At an SCBWI conference one of the speakers, Tony Horowitz, I think, said that if nothing else we should be truthful to our children, we should terrify them with the truth. And so, we are back to heroes; those who recognize there is no choice, that saying yes is the only thing, and that doing what you must, even though you are terrified is the right thing.

I call that bravery.

The Penderwicks

I’ve recently moved from a iPad for reading to a small 6″ screen Kindle. My daughter says that the backlight on the iPad is bad for settling you in to sleep at night. That may be true, but also true is the the fact that a book may be bad for settling you in to sleep at night. I have a tendency to read and forget the time. At least the iPad let me turn off the beside light.

Which brings me to the Penderwicks. Or Jeanne Birdsall’s The Penderwicks.  I was looking for a book that would not have any relevance to what I was currently writing which was narrative non fiction and middle grade mystery, looking for something that would be totally different. For night time reading I use the North Carolinas Digital Library. I like it because I can go on at 10 pm at night, find a book and read for an hour. And while I miss the physically holding and hoarding of books on my shelves, truth is I would be going to the library on a regular basis were it not for the digital library and, Sigh, they are usually not open at ten at night.

the-penderwicksSo, back to the Penderwicks. the-penderwicksThere are four books that start with the family as they go off on vacation. There are four sisters between age eleven and baby. These are nice kids, obedient, loving, careful of each other’s feeling when they remember, which is most often. The feel of the stories harken back to a time when play was mostly out of doors, families ate dinner together, and respect for adults-father, teachers, neighbors–was a good thing and always present. While the setting seems contemporary the story also feels like it’s historical, a long time ago.

And once you are hooked on the lives of the family and their neighbors you continue to read in the series because you have come to care about their relationships, their problems and how they manage their solutions. What I love about the stories is the way Ms. Birdsall was able to give us completely distinctive children, with different voices, likes, dislikes, and talents. I was enchanted with books one and two. By book three the oldest of the siblings was off on her own vacation, leaving it to the remaining three to carry the story. By book four, it was primarily the youngest who, along with a step brother, takes you to the end of the saga.

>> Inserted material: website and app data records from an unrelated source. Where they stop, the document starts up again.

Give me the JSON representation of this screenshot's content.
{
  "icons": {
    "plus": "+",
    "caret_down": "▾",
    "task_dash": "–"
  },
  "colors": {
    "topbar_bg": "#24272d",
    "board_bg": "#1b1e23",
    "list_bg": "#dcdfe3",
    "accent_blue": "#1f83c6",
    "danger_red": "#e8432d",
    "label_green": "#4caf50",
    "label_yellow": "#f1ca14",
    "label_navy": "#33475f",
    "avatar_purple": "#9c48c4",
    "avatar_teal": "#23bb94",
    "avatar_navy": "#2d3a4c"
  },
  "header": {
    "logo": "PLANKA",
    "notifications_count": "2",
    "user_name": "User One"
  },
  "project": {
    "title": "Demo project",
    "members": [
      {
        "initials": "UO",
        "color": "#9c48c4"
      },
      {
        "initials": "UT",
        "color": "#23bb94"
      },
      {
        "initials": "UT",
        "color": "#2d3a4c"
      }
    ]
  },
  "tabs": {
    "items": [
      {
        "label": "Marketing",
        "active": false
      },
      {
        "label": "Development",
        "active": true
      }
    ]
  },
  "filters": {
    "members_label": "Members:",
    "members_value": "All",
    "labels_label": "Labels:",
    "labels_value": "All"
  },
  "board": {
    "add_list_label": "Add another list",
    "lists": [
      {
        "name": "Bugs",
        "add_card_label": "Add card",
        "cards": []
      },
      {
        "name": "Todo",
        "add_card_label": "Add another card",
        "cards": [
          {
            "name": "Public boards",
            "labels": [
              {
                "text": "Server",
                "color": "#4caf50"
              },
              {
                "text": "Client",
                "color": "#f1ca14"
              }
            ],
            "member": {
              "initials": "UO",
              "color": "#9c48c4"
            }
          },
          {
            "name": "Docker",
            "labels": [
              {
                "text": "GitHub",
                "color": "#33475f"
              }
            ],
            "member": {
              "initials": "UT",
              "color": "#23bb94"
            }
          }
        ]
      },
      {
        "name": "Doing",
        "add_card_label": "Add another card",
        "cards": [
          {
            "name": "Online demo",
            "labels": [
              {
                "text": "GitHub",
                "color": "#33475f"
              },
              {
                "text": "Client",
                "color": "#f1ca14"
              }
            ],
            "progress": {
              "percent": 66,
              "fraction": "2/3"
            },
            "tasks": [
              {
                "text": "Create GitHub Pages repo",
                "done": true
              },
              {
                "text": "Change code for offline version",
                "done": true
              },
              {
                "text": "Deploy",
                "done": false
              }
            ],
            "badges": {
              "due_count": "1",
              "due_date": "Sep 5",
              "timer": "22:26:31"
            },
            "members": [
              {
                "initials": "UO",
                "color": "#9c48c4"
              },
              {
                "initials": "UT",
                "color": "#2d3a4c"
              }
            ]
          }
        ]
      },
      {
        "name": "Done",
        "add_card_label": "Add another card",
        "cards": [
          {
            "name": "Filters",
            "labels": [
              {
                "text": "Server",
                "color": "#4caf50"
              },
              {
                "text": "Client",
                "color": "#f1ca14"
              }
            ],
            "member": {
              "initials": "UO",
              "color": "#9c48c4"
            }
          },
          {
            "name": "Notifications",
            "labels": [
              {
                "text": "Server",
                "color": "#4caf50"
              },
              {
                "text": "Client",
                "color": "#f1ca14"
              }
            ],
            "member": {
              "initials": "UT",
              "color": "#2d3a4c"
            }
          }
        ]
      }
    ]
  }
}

It was grand that Ms. Birdsall gave us closure to the family story, although, I think it came at a price I was not willing as a reader to pay. I personally prefer stories to end at a good place, not necessarily the end of the story.  I get that JK Rowlings ending Harry so there couldharry be no more stories, but Wait! there is. Now I have not yet read this, but there was a promise at the end of book seven that this was it. We knew Harry married Ginny [about which there is a ton of commentary] and they had children and  Hogwarts as a school of magic continues. Good. Then This?

Back to the Penderwicks. Rosalind is all grown up and in love with the obvious choice. Skye is still independent. Jane is working toward being an accomplished author and Batty, the youngest, is now a responsible child, no longer the baby of the family.

Hmmm….I get that it’s the author’s right to say how the story ends. Somehow, tho, as a kid, I always the the best stories were like The Giver, where the author led us to the end of the story and let our own imaginations take the character where ever we wanted. Lovely as The Penderwicks are…I’d would have loved to imagine, rather than being told, where they would go.